As a football fan you go into this final day, the narrative is set for something spectacular. Then again we are West Ham. Does the 3-2 win make the film? Would the film have had the same impact if it was a 0-0 draw or we lost 2-1?

I think that football match was an absolute gift for the film makers. It was beautifully shot and all the football action was absolutely terrific. I couldn’t have scripted it. So yes it made it a much stronger piece of storytelling and a fantastic piece. Being a Manchester United fan I had a quandary, we could have leapfrogged Manchester City and made it to the Champions League. West Ham beating us in that special way made it great for the film. At the same time, I don’t think we deserved to be in the Champions League that year, so the right thing happened.

What was it like working with the team and the board, the two key people are Mark Noble and David Gold. Was there a conscientious decision to spend more time with Gold than Sullivan?

From a story point of view, they both have stronger ties to the story. Noble was brought up in Canning town, and Gold brought up a stones throw from Upton Park. Where else in the world do you have the owner and the captain with that kind of backstory? It makes West Ham feel even more special and the story even more powerful. So there was a conscientious decision to spend time with those two character, not only because they are both interesting people but they are great on camera and that was another gift to the film.

One of the main issues with moving was that businesses and the area would be after moving, what’s your opinion on that?

My opinion doesn’t really matter but it is sad that the area has lost something major. I’ve been in the area since the move primarily to look at how Upton Park is doing with the Barrat Homes transformation. I actually filmed it but didn’t want to put it in because it was too sad. I’ve been in the Boleyn pub for a lunch break, it’s a big pub and now its empty. That’s sad. Where else is it going to get its business now? Same with Nathans pies across to the road, I don’t know how much they brought in on match days but it must be a lot less now. You’ve got to feel for these people, that’s livelihoods going down the drain.

But what can you do? It’s this migration of tens of thousands of people en masse. They go from being in that area for such a long time then not being there, its one of those awful things about the decision to move grounds. David Gold says in the film there will be winners and losers, in Stratford there are winners, and sadly around Upton Park, there’s definitely losers.

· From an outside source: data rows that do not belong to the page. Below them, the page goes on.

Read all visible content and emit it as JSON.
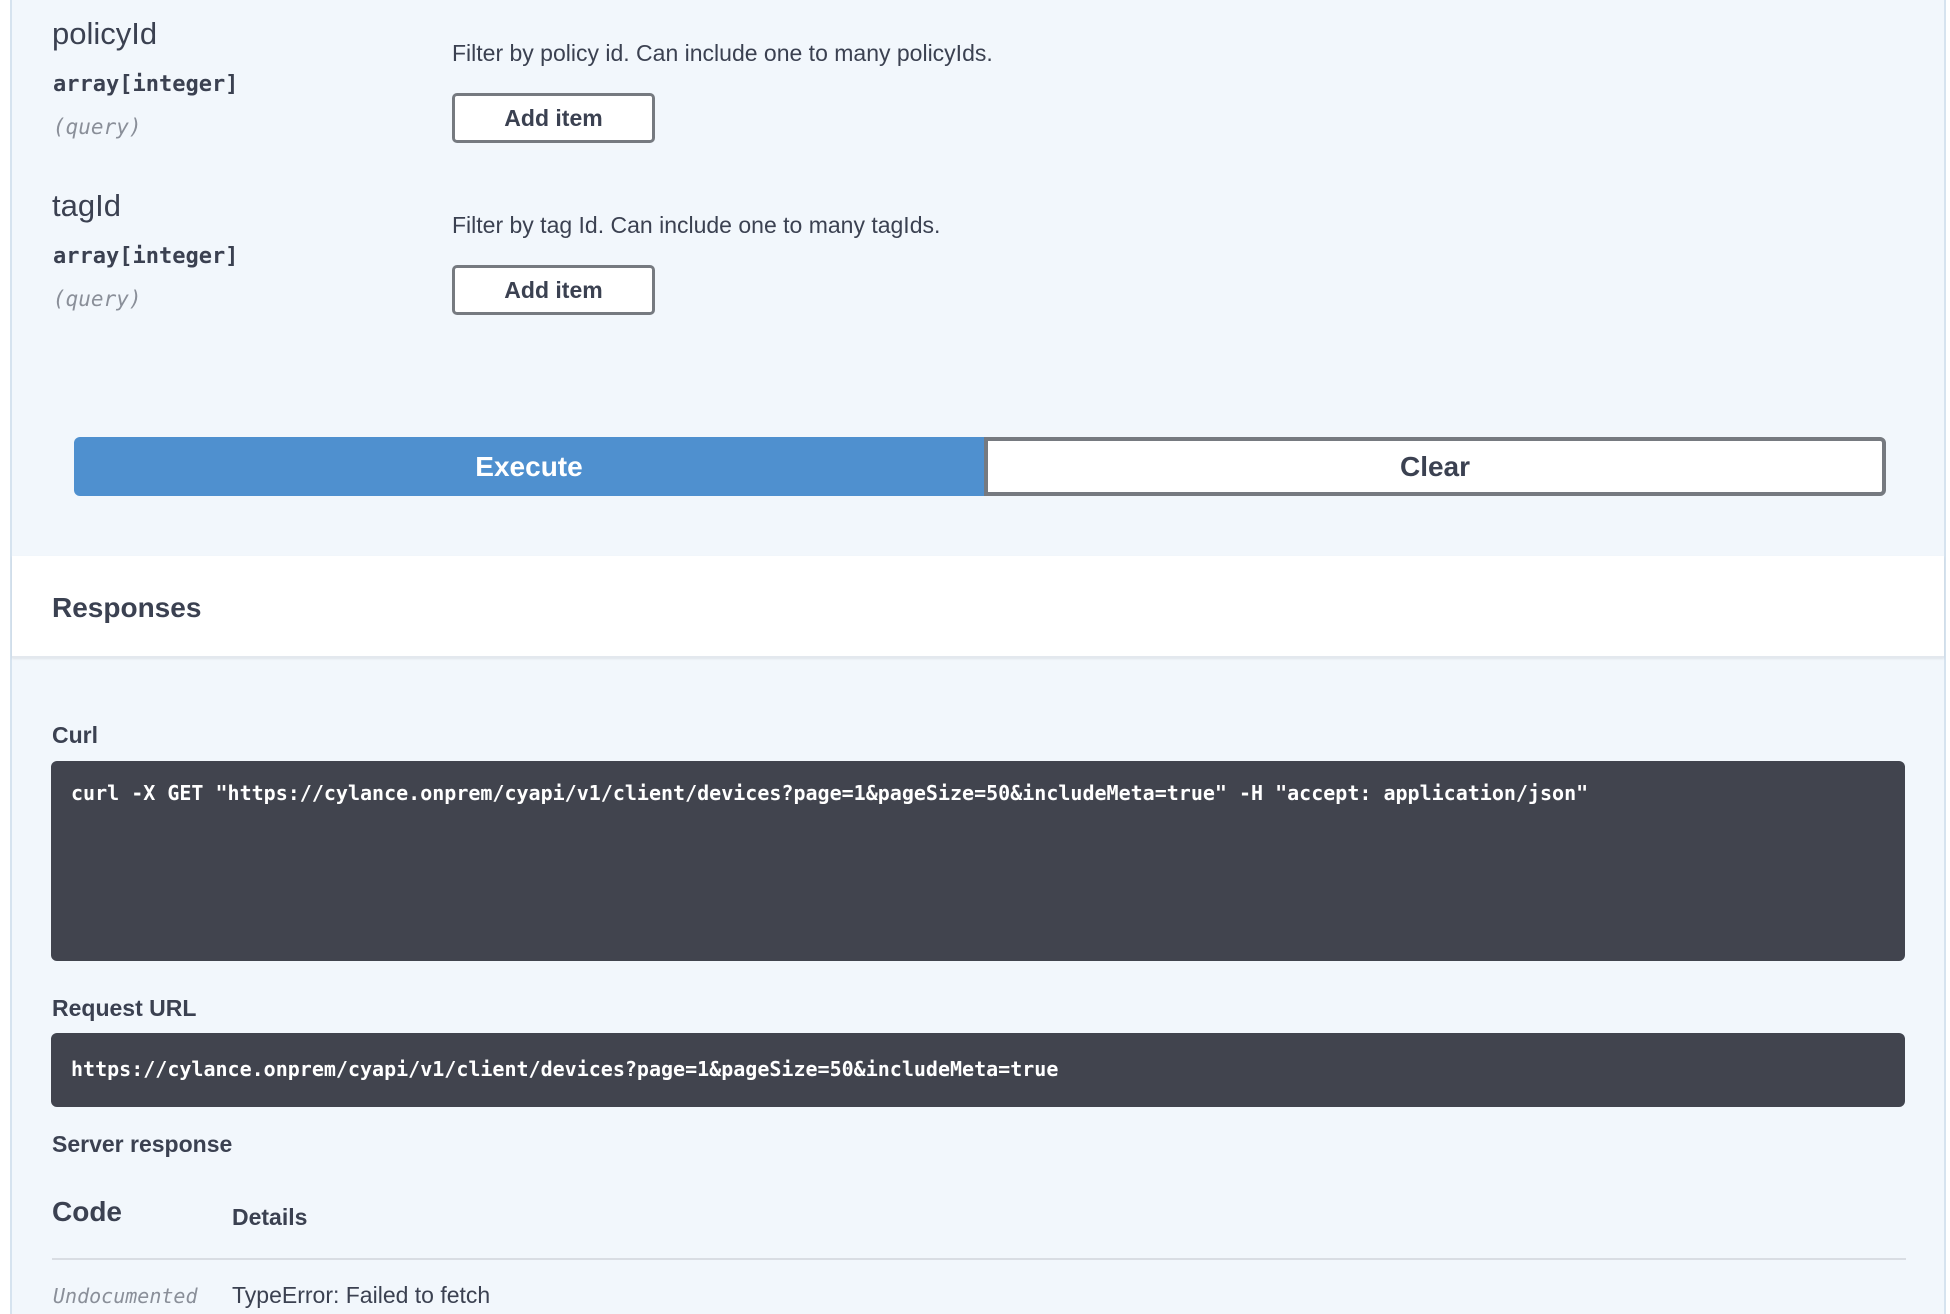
{
  "parameters": [
    {
      "name": "policyId",
      "type": "array[integer]",
      "in": "(query)",
      "description": "Filter by policy id. Can include one to many policyIds.",
      "add_label": "Add item"
    },
    {
      "name": "tagId",
      "type": "array[integer]",
      "in": "(query)",
      "description": "Filter by tag Id. Can include one to many tagIds.",
      "add_label": "Add item"
    }
  ],
  "actions": {
    "execute_label": "Execute",
    "clear_label": "Clear",
    "execute_color": "#4f90cf"
  },
  "responses": {
    "title": "Responses",
    "curl_label": "Curl",
    "curl_command": "curl -X GET \"https://cylance.onprem/cyapi/v1/client/devices?page=1&pageSize=50&includeMeta=true\" -H \"accept: application/json\"",
    "request_url_label": "Request URL",
    "request_url": "https://cylance.onprem/cyapi/v1/client/devices?page=1&pageSize=50&includeMeta=true",
    "server_response_label": "Server response",
    "table": {
      "code_header": "Code",
      "details_header": "Details",
      "rows": [
        {
          "code": "Undocumented",
          "details": "TypeError: Failed to fetch"
        }
      ]
    }
  }
}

Have you managed to visit the new stadium yet? What do you think of it?

I’ve been quite a few times now, the first thing I realised was, the first time I went to Stratford station and saw the stadium, you walk towards it and half and hour later its still miles away!

I have thought about this quite a lot, and my long and painful calculation is that I think it’s the right thing to do. I know its controversial but it’s a bigger ground, there is no more halftime chaos that there was an Upton park. You couldn’t get a drink unless you set off halfway through the first half. Financially it’s the right thing to do. What West Ham have to do now is to learn to play without relying on the fans breathing down the necks of the opponents, you can’t do that at the London Stadium. West Ham have to learn to play better football. That’s a tip from an expert.

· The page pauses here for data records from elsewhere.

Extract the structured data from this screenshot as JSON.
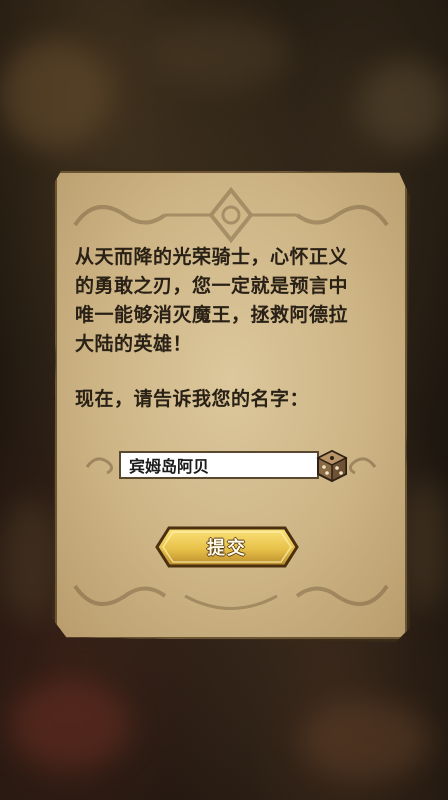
{
  "dialog": {
    "story_lines": [
      "从天而降的光荣骑士，心怀正义",
      "的勇敢之刃，您一定就是预言中",
      "唯一能够消灭魔王，拯救阿德拉",
      "大陆的英雄！"
    ],
    "prompt": "现在，请告诉我您的名字：",
    "name_input": {
      "value": "宾姆岛阿贝",
      "placeholder": ""
    },
    "random_name_icon": "dice-icon",
    "submit_label": "提交"
  },
  "colors": {
    "parchment": "#cdb485",
    "text": "#2a2116",
    "button_gold": "#e8c24a",
    "background": "#1c150e"
  }
}
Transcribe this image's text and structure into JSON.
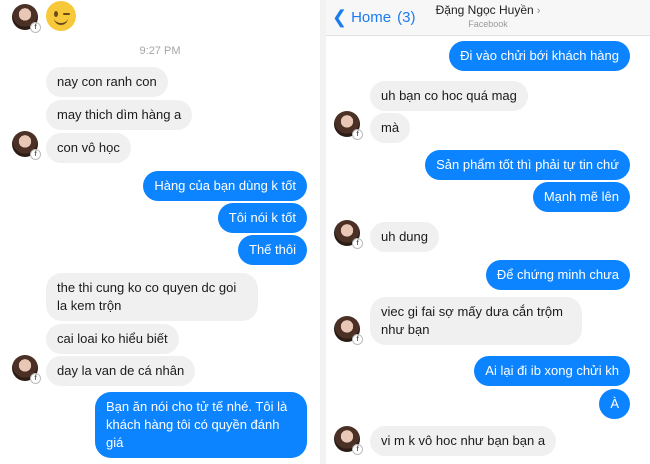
{
  "left": {
    "timestamp": "9:27 PM",
    "messages": [
      {
        "text": "nay con ranh con"
      },
      {
        "text": "may thich dìm hàng a"
      },
      {
        "text": "con vô học"
      },
      {
        "text": "Hàng của bạn dùng k tốt"
      },
      {
        "text": "Tôi nói k tốt"
      },
      {
        "text": "Thế thôi"
      },
      {
        "text": "the thi cung ko co quyen dc goi la kem trộn"
      },
      {
        "text": "cai loai ko hiểu biết"
      },
      {
        "text": "day la van de cá nhân"
      },
      {
        "text": "Bạn ăn nói cho tử tế nhé. Tôi là khách hàng tôi có quyền đánh giá"
      }
    ]
  },
  "right": {
    "header": {
      "back_label": "Home",
      "unread_count": "(3)",
      "contact_name": "Đặng Ngọc Huyền",
      "contact_sub": "Facebook"
    },
    "messages": [
      {
        "text": "Đi vào chửi bới khách hàng"
      },
      {
        "text": "uh bạn co hoc quá mag"
      },
      {
        "text": "mà"
      },
      {
        "text": "Sản phẩm tốt thì phải tự tin chứ"
      },
      {
        "text": "Mạnh mẽ lên"
      },
      {
        "text": "uh dung"
      },
      {
        "text": "Để chứng minh chưa"
      },
      {
        "text": "viec gi fai sợ mấy dưa cắn trộm như bạn"
      },
      {
        "text": "Ai lại đi ib xong chửi kh"
      },
      {
        "text": "À"
      },
      {
        "text": "vi m k vô hoc như bạn bạn a"
      }
    ]
  },
  "colors": {
    "outgoing_bubble": "#0d84ff",
    "incoming_bubble": "#f0f0f0",
    "accent": "#1a7cf0"
  }
}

Are you happy with the feedback for the film?

Thrilled, its been warmly received, to the point where its sold out on Amazon. It’s in the club shop and HMV, they’re replenishing the shelves at Amazon as we peak. The comments from people have been fantastic, its been really well received, and West Ham guys are tough guys to pleased.

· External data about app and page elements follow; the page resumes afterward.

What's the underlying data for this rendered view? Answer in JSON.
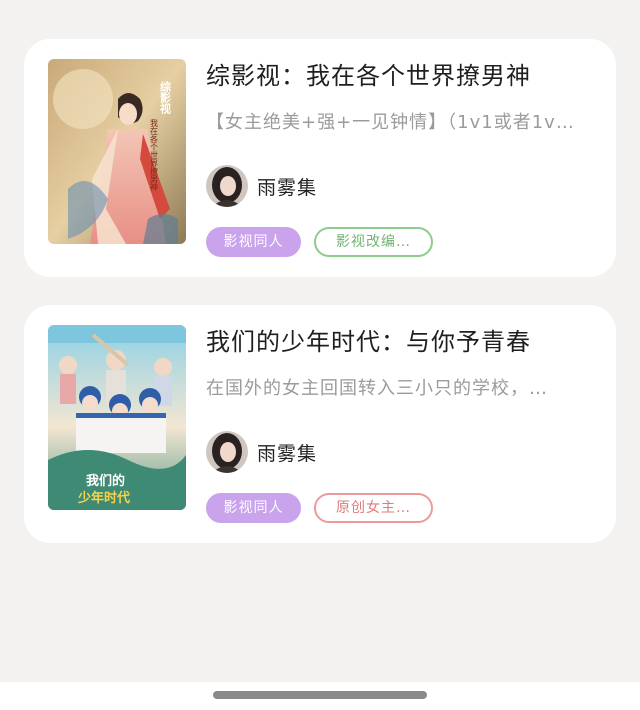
{
  "books": [
    {
      "title": "综影视：我在各个世界撩男神",
      "description": "【女主绝美+强+一见钟情】（1v1或者1v…",
      "author": "雨雾集",
      "tags": [
        "影视同人",
        "影视改编…"
      ],
      "cover_icon": "ancient-costume-heroine-cover",
      "cover_text": [
        "综影视",
        "我在各个世界撩男神"
      ]
    },
    {
      "title": "我们的少年时代：与你予青春",
      "description": "在国外的女主回国转入三小只的学校，…",
      "author": "雨雾集",
      "tags": [
        "影视同人",
        "原创女主…"
      ],
      "cover_icon": "baseball-youth-drama-cover",
      "cover_text": [
        "我们的",
        "少年时代"
      ]
    }
  ],
  "colors": {
    "background": "#f3f2f1",
    "card": "#ffffff",
    "tag_purple": "#c9a3ec",
    "tag_green": "#8ccc8d",
    "tag_red": "#ee9a9a"
  }
}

I’m really pleased Bilic has dragged the team through the first period where it looked like they couldn’t win at the new stadium. He’s a lovely guy and I hope he has a long and successful career at west ham.
You can follow James Gooderson on Twitter @james_Gooderson and Paul Crompton @Major_Rawles
This interview has been edited for optimum viewing.